David Poindexter's profile image, displayed in a round border
I'm David, a software engineer and cloud architect.
I specialize in serverless development, cloud architecture and implementation, and write about my experiences along the way.

Why did I do this

I developed a solution on AWS for a client that leveraged a very cool feature of Amazon S3 called Amazon S3 Select. I was asked to be a guest on a new AWS Youtube series called “Do Hard Things” highlighting why and how I came up with it.

I’m a professional, so this means, I can’t really show the EXACT solution, the EXACT code or the data involved. That’s a no-no for NDA, privacy, etc. I’m sure you’ll understand.

So then what do I do?

Well, turns out there’s a bunch of publicly available S3 buckets of really awesome data. Go take a look here for some ideas!

AWS Registry of Open Data on AWS

What data am I working with

What I intended to do was show how Amazon S3 Select is a great choice for easily slicing down very large data sets. Well I found one that was sufficiently broad, large in size, and public.

The New York City Taxi and Limousine Commission (TLC) Trip Record Data

Next step was… where is this bucket, and how do I get it into MY bucket, for experimentation.

Well right from that page we can see the Amazon S3 bucket ARN aws s3 ls s3://nyc-tlc/ --no-sign-request

So let’s take a look at what is in there, first!

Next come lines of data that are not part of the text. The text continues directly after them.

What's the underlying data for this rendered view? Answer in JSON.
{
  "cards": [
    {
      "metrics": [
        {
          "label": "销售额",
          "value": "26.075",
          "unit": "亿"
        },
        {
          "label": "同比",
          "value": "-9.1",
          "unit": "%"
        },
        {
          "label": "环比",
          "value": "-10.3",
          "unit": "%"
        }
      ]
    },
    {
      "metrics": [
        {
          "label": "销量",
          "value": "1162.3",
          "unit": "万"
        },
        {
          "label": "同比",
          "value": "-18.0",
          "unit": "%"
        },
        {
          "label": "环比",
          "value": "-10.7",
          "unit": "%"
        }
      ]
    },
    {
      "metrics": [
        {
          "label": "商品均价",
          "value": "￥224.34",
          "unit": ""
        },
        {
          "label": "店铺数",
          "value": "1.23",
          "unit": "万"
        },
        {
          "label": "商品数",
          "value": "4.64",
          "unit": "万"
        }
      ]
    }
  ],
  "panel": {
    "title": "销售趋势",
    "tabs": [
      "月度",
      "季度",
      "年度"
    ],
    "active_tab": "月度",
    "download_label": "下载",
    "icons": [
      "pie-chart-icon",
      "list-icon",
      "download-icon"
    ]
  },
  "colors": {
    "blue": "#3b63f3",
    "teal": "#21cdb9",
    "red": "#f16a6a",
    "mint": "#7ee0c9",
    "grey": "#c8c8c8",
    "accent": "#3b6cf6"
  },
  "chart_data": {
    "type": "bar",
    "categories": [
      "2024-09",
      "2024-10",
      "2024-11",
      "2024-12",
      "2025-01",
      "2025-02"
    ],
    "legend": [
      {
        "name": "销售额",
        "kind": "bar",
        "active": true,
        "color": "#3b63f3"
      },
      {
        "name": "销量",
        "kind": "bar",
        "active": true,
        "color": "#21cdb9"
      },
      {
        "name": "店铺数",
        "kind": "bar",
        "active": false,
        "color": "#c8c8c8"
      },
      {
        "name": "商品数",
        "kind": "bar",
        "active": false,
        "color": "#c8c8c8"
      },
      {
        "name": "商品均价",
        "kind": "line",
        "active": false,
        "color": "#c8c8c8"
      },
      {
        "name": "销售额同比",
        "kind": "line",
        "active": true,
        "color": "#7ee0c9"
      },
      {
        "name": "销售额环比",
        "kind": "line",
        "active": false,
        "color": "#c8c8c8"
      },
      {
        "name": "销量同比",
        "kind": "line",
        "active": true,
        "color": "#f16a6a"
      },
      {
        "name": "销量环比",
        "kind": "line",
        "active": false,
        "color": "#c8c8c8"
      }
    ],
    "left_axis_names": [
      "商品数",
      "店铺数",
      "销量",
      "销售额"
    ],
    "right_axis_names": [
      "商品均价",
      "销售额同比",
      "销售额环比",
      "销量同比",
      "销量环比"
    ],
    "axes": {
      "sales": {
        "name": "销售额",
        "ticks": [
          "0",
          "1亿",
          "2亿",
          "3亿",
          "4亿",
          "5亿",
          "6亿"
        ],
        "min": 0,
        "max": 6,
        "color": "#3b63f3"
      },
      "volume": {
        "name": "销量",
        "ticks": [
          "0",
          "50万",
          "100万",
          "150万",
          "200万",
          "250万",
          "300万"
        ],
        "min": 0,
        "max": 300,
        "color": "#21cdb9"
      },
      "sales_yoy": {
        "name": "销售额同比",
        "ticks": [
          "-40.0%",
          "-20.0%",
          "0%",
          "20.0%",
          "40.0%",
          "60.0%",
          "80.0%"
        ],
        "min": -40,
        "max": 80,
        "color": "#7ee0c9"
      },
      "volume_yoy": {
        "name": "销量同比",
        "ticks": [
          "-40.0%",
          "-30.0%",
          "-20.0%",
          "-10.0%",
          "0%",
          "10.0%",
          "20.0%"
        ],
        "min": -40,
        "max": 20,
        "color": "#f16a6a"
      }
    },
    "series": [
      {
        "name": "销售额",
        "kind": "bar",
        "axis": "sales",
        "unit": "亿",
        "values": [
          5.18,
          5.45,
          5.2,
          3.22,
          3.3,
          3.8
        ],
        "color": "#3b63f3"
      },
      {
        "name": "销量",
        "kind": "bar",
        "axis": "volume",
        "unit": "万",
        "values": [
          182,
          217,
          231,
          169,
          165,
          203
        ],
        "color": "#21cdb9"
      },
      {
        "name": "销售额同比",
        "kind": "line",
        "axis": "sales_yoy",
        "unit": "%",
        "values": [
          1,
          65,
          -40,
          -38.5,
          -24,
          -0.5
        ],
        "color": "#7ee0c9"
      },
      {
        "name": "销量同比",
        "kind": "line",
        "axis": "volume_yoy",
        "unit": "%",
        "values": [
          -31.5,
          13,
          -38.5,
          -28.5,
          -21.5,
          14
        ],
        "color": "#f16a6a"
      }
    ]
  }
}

You’ll notice there is an argument to that command --no-sign-request. This means you don’t even need an AWS account, or credentials, or local config or anything just to poke around.

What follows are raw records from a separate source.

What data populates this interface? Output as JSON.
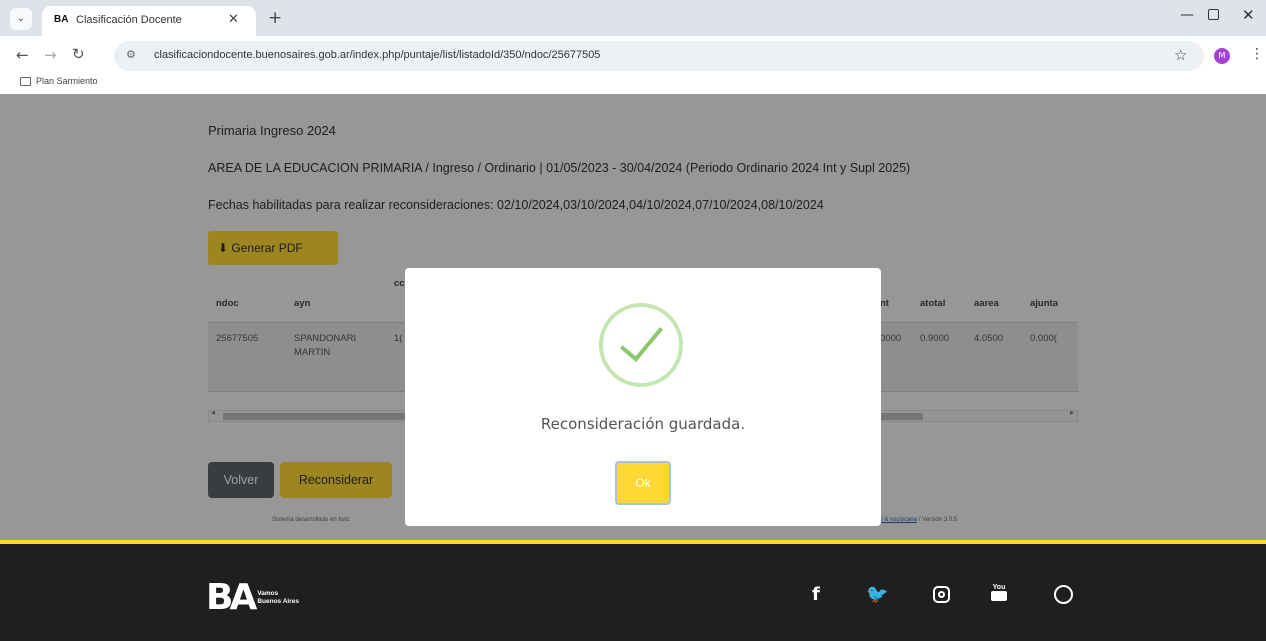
{
  "browser": {
    "tab_title": "Clasificación Docente",
    "tab_favicon": "BA",
    "url": "clasificaciondocente.buenosaires.gob.ar/index.php/puntaje/list/listadoId/350/ndoc/25677505",
    "profile_initial": "M",
    "bookmark": "Plan Sarmiento"
  },
  "page": {
    "heading": "Primaria Ingreso 2024",
    "period": "AREA DE LA EDUCACION PRIMARIA / Ingreso / Ordinario | 01/05/2023 - 30/04/2024 (Periodo Ordinario 2024 Int y Supl 2025)",
    "dates": "Fechas habilitadas para realizar reconsideraciones: 02/10/2024,03/10/2024,04/10/2024,07/10/2024,08/10/2024",
    "pdf_button": "Generar PDF",
    "table": {
      "headers": [
        "ndoc",
        "ayn",
        "cc",
        "nt",
        "atotal",
        "aarea",
        "ajunta"
      ],
      "row": [
        "25677505",
        "SPANDONARI MARTIN",
        "1(",
        "0000",
        "0.9000",
        "4.0500",
        "0.000("
      ]
    },
    "back_button": "Volver",
    "reconsider_button": "Reconsiderar",
    "footnote_left": "Sistema desarrollado en func",
    "footnote_link": "ral & sociocana",
    "footnote_version": " / Versión 3.0.5"
  },
  "modal": {
    "message": "Reconsideración guardada.",
    "ok_button": "Ok"
  },
  "footer": {
    "logo_mark": "BA",
    "logo_text": "Vamos Buenos Aires",
    "social": [
      "facebook",
      "twitter",
      "instagram",
      "youtube",
      "whatsapp"
    ]
  },
  "colors": {
    "accent": "#fdd835",
    "footer_bg": "#1f1f1f",
    "success": "#8cc76a"
  }
}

Here’s a bit of what we get:

$ aws s3 ls s3://nyc-tlc/ --no-sign-request
->                           PRE misc/
->                           PRE trip data/

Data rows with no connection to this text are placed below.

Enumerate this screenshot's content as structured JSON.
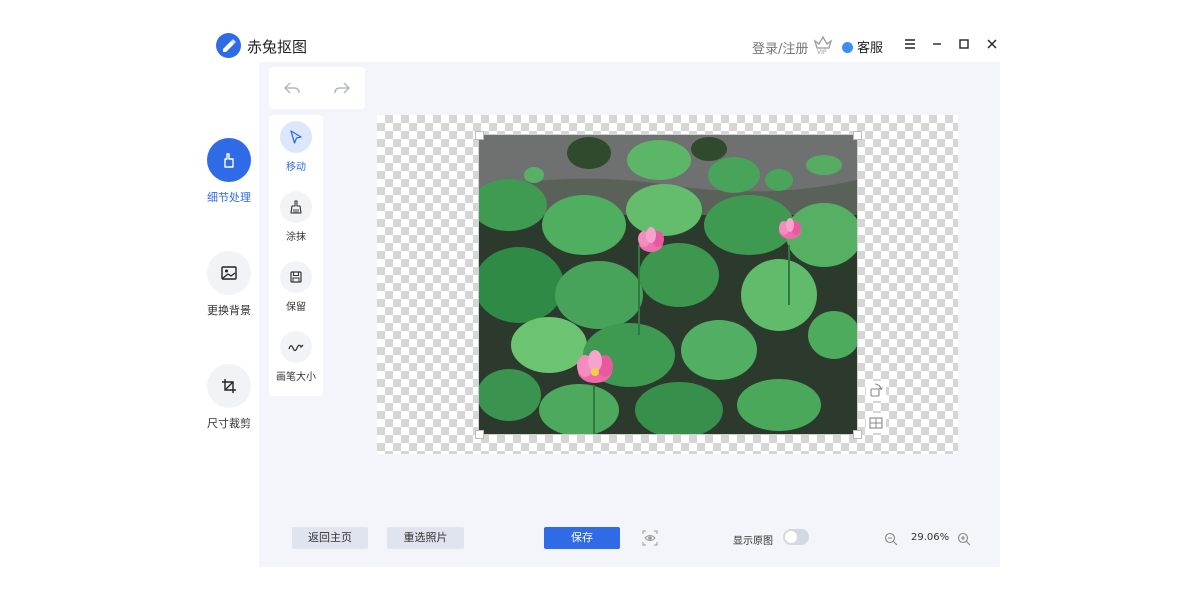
{
  "app": {
    "title": "赤兔抠图"
  },
  "header": {
    "login_label": "登录/注册",
    "vip_icon": "vip-crown-icon",
    "service_label": "客服"
  },
  "nav": {
    "items": [
      {
        "label": "细节处理",
        "icon": "detail-hand-icon",
        "active": true
      },
      {
        "label": "更换背景",
        "icon": "image-icon",
        "active": false
      },
      {
        "label": "尺寸裁剪",
        "icon": "crop-icon",
        "active": false
      }
    ]
  },
  "tools": {
    "items": [
      {
        "label": "移动",
        "icon": "cursor-arrow-icon",
        "active": true
      },
      {
        "label": "涂抹",
        "icon": "brush-icon",
        "active": false
      },
      {
        "label": "保留",
        "icon": "keep-icon",
        "active": false
      },
      {
        "label": "画笔大小",
        "icon": "wave-icon",
        "active": false
      }
    ]
  },
  "bottom": {
    "back_home": "返回主页",
    "reselect": "重选照片",
    "save": "保存",
    "show_original": "显示原图",
    "show_original_on": false,
    "zoom": "29.06%"
  },
  "colors": {
    "accent": "#2f6be6",
    "panel_bg": "#f3f5fa",
    "nav_circle": "#f1f3f7"
  }
}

This can be a little bewildering work with, especially in an unknown bucket. I’ve experimented and know that what we want is in a “folder” of “trip data”, and we’d want something a bit more readable as we continue poking at the data. I’ve taken the liberty to truncate a whole bunch.

aws s3 ls s3://nyc-tlc/trip\ data/ --no-sign-request --human-readable
2016-08-11 10:16:22    0 Bytes
2016-08-11 10:32:21   81.8 MiB fhv_tripdata_2015-01.csv
2019-03-18 10:06:26    1.3 GiB fhv_tripdata_2018-02.csv
2020-07-29 14:35:25  454.6 MiB fhvhv_tripdata_2020-06.csv
2021-02-26 10:53:54  599.3 MiB fhvhv_tripdata_2020-07.csv
2016-08-15 15:09:57  203.6 MiB green_tripdata_2014-09.csv
2016-08-15 15:10:49  222.9 MiB green_tripdata_2014-10.csv
2016-08-15 15:11:56  231.4 MiB green_tripdata_2014-11.csv
2016-08-15 15:13:08  245.9 MiB green_tripdata_2014-12.csv
2016-08-15 15:31:36  232.0 MiB green_tripdata_2015-01.csv
2016-08-15 09:14:35    2.4 GiB yellow_tripdata_2011-02.csv
2016-08-15 09:27:29    2.7 GiB yellow_tripdata_2011-03.csv
2016-08-16 11:34:19    1.7 GiB yellow_tripdata_2015-11.csv
2016-08-16 11:40:29    1.7 GiB yellow_tripdata_2015-12.csv
2016-08-11 14:37:11    1.6 GiB yellow_tripdata_2016-01.csv
2016-08-11 15:32:23    1.7 GiB yellow_tripdata_2016-02.csv
2016-08-11 14:47:25    1.8 GiB yellow_tripdata_2016-03.csv
2018-02-20 12:42:07  781.2 MiB yellow_tripdata_2017-11.csv
2018-02-20 12:47:09  799.3 MiB yellow_tripdata_2017-12.csv
2018-08-03 15:13:06  736.3 MiB yellow_tripdata_2018-01.csv
2018-08-03 15:15:27  714.1 MiB yellow_tripdata_2018-02.csv
2021-02-26 11:54:00  128.3 MiB yellow_tripdata_2020-12.csv

Now we’re getting somewhere! So we see it’s in CSV format, and can deduce… it’s not compressed at all. This is gonna be pretty big. I’m gonna zero in on just the yellow cab data, specifically. Let’s use some just regular bash commands to filter this down a little. Next section!

How did I do it

Filter down the file results

Formulate the S3 locations

Do a dry run on copy

Run the copy

What did I do with it

S3 Select Console Operation Limitations

Find a small object

Explore the contents

Limit selection and record the numbers